I was really excited to see this pop up in my suggestions the other night, because a) I have been listening to this band a lot lately, and b) after watching the Swell Season last week, I am digging the films that document both music and the dynamics between the people playing it. How to Grow a Band showcases some really fantastic musicians, and it explores how they learn to create things together without falling apart. And I don’t mean to trivialize Thile’s talent by choosing to talk about how adorable his crooked teeth are, but really, his crooked teeth are pretty adorable.

9. D2: The Mighty Ducks

Starring Emilio Estevez.

Starring Emilio Estevez.

Quick Summary: The Ducks add a few members and become Team USA, competing in the Goodwill Games in LA – but will they have to sell out in order to win?! Will the Icelandic team kill them in their sleep?!

One of the best parts of babysitting three young boys? Movies like this suddenly resurface. I don’t care what anyone says, D2 is a forgotten classic. I’ll admit I am not a huge Emilio Estevez fangirl, and I don’t really like hockey either, but the kids in these movies are so perfect (comedically and athletically) and who doesn’t love a good team bonding scene? I only watched this a few days ago, so maybe that’s why I’m so enthusiastic about it, but I’m pretty sure this movie is actually gold.

10. Amelie

Starring Audrey Tatou.

Starring Audrey Tatou.

Quick Summary: French people speak French and everything is quirky and magical.

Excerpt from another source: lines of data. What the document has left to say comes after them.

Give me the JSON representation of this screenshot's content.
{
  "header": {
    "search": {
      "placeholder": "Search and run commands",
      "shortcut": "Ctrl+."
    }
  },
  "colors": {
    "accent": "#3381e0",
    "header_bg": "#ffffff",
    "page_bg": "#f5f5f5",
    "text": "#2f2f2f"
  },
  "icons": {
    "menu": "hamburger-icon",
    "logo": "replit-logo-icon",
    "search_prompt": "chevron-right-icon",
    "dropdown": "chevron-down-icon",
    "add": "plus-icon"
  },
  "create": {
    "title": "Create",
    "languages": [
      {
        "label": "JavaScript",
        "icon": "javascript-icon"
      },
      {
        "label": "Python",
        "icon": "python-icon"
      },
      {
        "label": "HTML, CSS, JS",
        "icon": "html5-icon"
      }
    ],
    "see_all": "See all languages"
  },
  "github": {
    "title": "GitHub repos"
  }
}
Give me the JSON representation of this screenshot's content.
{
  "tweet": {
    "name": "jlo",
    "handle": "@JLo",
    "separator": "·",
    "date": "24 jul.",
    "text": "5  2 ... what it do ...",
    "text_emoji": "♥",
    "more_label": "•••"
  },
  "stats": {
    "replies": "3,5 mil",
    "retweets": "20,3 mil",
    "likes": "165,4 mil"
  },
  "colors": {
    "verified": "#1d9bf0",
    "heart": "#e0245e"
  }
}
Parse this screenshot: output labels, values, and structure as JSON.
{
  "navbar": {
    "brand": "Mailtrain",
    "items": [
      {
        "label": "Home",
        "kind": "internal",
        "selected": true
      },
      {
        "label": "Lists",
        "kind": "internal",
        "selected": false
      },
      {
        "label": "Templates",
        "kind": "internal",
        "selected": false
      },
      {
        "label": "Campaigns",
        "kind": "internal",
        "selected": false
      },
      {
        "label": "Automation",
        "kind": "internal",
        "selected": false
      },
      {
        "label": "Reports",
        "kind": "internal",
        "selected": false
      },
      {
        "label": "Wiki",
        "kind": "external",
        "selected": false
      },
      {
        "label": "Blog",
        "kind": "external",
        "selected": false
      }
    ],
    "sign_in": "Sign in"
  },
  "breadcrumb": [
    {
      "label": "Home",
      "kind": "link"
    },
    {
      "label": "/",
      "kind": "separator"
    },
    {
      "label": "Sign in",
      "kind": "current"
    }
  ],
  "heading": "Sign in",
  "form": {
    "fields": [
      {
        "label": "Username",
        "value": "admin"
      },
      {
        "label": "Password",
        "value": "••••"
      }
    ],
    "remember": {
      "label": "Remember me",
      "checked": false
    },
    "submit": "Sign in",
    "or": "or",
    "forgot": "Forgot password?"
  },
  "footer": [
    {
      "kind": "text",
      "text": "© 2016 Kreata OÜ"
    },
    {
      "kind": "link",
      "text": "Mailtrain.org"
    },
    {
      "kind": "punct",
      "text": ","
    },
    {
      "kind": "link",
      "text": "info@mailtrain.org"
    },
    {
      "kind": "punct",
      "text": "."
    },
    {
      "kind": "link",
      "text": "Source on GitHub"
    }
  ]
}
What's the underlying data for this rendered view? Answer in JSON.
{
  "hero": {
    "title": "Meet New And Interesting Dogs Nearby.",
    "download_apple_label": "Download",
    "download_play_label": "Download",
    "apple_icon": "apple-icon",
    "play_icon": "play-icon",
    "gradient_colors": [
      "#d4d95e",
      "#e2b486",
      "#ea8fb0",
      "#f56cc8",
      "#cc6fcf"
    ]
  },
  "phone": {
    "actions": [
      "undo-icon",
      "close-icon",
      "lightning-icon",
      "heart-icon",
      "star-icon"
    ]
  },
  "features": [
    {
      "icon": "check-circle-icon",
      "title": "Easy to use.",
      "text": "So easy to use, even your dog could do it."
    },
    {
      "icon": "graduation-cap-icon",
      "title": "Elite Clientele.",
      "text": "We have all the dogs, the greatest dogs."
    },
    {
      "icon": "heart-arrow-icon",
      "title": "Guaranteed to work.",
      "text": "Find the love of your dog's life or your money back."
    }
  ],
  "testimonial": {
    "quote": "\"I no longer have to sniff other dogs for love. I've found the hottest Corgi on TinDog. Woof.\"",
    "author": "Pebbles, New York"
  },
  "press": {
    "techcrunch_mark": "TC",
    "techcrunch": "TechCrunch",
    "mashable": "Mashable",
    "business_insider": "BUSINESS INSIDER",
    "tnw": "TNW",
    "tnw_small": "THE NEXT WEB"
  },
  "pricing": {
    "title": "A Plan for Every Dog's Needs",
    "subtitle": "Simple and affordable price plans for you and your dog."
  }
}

I don’t know why this is #10 on my list – it’s actually one of my favorite movies, ever – but I’m too lazy to switch things around. On a gloomy day, this will totally turn you around. Life is beautiful, people are funny, love is real. It’s overly optimistic and a little fantastical, yes, but we need stuff like this every once in awhile. Especially stuff that’s scored by Yann Tiersen. Anyway. Amelie is timeless and everyone should see it at least once, come on, humor me.